___ Dataset records ___

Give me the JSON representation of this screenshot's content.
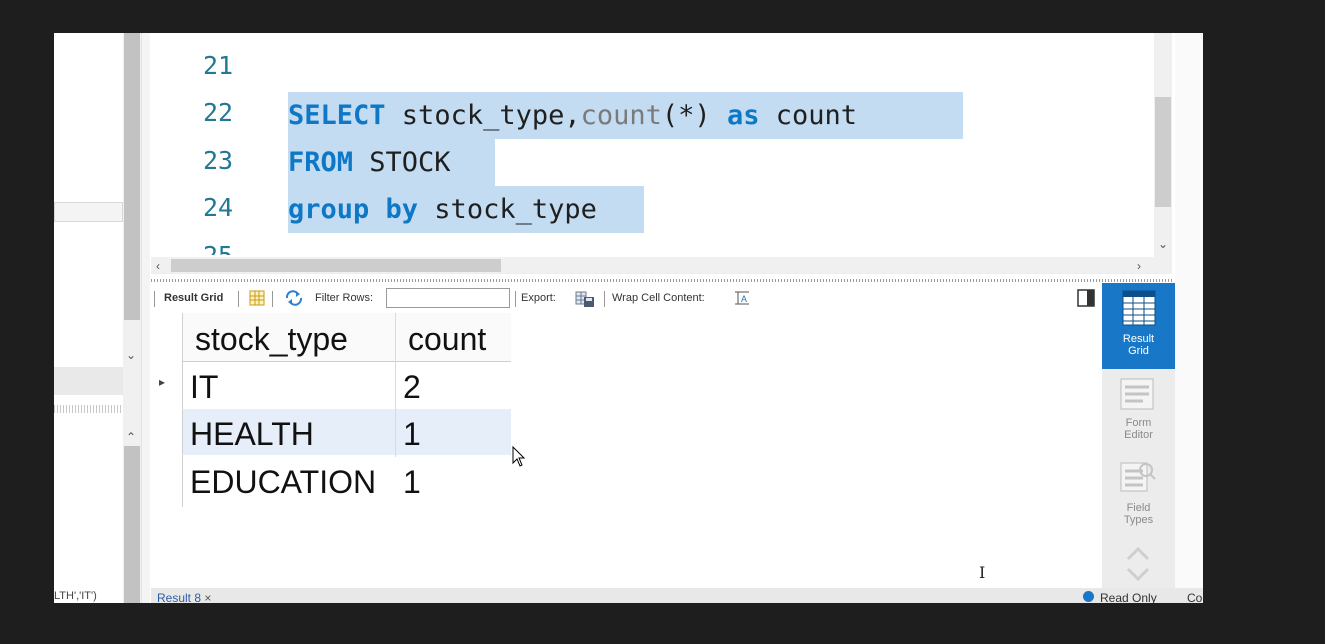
{
  "editor": {
    "lines": [
      {
        "num": "21"
      },
      {
        "num": "22"
      },
      {
        "num": "23"
      },
      {
        "num": "24"
      },
      {
        "num": "25"
      }
    ],
    "line22": {
      "select": "SELECT",
      "cols": " stock_type,",
      "fn": "count",
      "star": "(*) ",
      "as": "as",
      "alias": " count "
    },
    "line23": {
      "from": "FROM",
      "table": " STOCK "
    },
    "line24": {
      "group": "group by",
      "col": " stock_type"
    }
  },
  "toolbar": {
    "result_grid": "Result Grid",
    "filter_rows": "Filter Rows:",
    "filter_value": "",
    "export": "Export:",
    "wrap_cell": "Wrap Cell Content:"
  },
  "grid": {
    "columns": [
      "stock_type",
      "count"
    ],
    "rows": [
      [
        "IT",
        "2"
      ],
      [
        "HEALTH",
        "1"
      ],
      [
        "EDUCATION",
        "1"
      ]
    ]
  },
  "side_panel": {
    "result_grid": [
      "Result",
      "Grid"
    ],
    "form_editor": [
      "Form",
      "Editor"
    ],
    "field_types": [
      "Field",
      "Types"
    ]
  },
  "bottom": {
    "left_snippet": "LTH','IT')",
    "result_tab": "Result 8",
    "close": "×",
    "read_only": "Read Only",
    "co": "Co"
  },
  "colors": {
    "accent": "#1977c8",
    "keyword": "#0e78c6",
    "selection": "#c4dcf2"
  }
}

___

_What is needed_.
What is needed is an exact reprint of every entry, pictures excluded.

_Solution to this problem_.
Give me the JSON representation of this screenshot's content.
{
  "editor": {
    "lines": [
      {
        "num": "21"
      },
      {
        "num": "22"
      },
      {
        "num": "23"
      },
      {
        "num": "24"
      },
      {
        "num": "25"
      }
    ],
    "line22": {
      "select": "SELECT",
      "cols": " stock_type,",
      "fn": "count",
      "star": "(*) ",
      "as": "as",
      "alias": " count "
    },
    "line23": {
      "from": "FROM",
      "table": " STOCK "
    },
    "line24": {
      "group": "group by",
      "col": " stock_type"
    }
  },
  "toolbar": {
    "result_grid": "Result Grid",
    "filter_rows": "Filter Rows:",
    "filter_value": "",
    "export": "Export:",
    "wrap_cell": "Wrap Cell Content:"
  },
  "grid": {
    "columns": [
      "stock_type",
      "count"
    ],
    "rows": [
      [
        "IT",
        "2"
      ],
      [
        "HEALTH",
        "1"
      ],
      [
        "EDUCATION",
        "1"
      ]
    ]
  },
  "side_panel": {
    "result_grid": [
      "Result",
      "Grid"
    ],
    "form_editor": [
      "Form",
      "Editor"
    ],
    "field_types": [
      "Field",
      "Types"
    ]
  },
  "bottom": {
    "left_snippet": "LTH','IT')",
    "result_tab": "Result 8",
    "close": "×",
    "read_only": "Read Only",
    "co": "Co"
  },
  "colors": {
    "accent": "#1977c8",
    "keyword": "#0e78c6",
    "selection": "#c4dcf2"
  }
}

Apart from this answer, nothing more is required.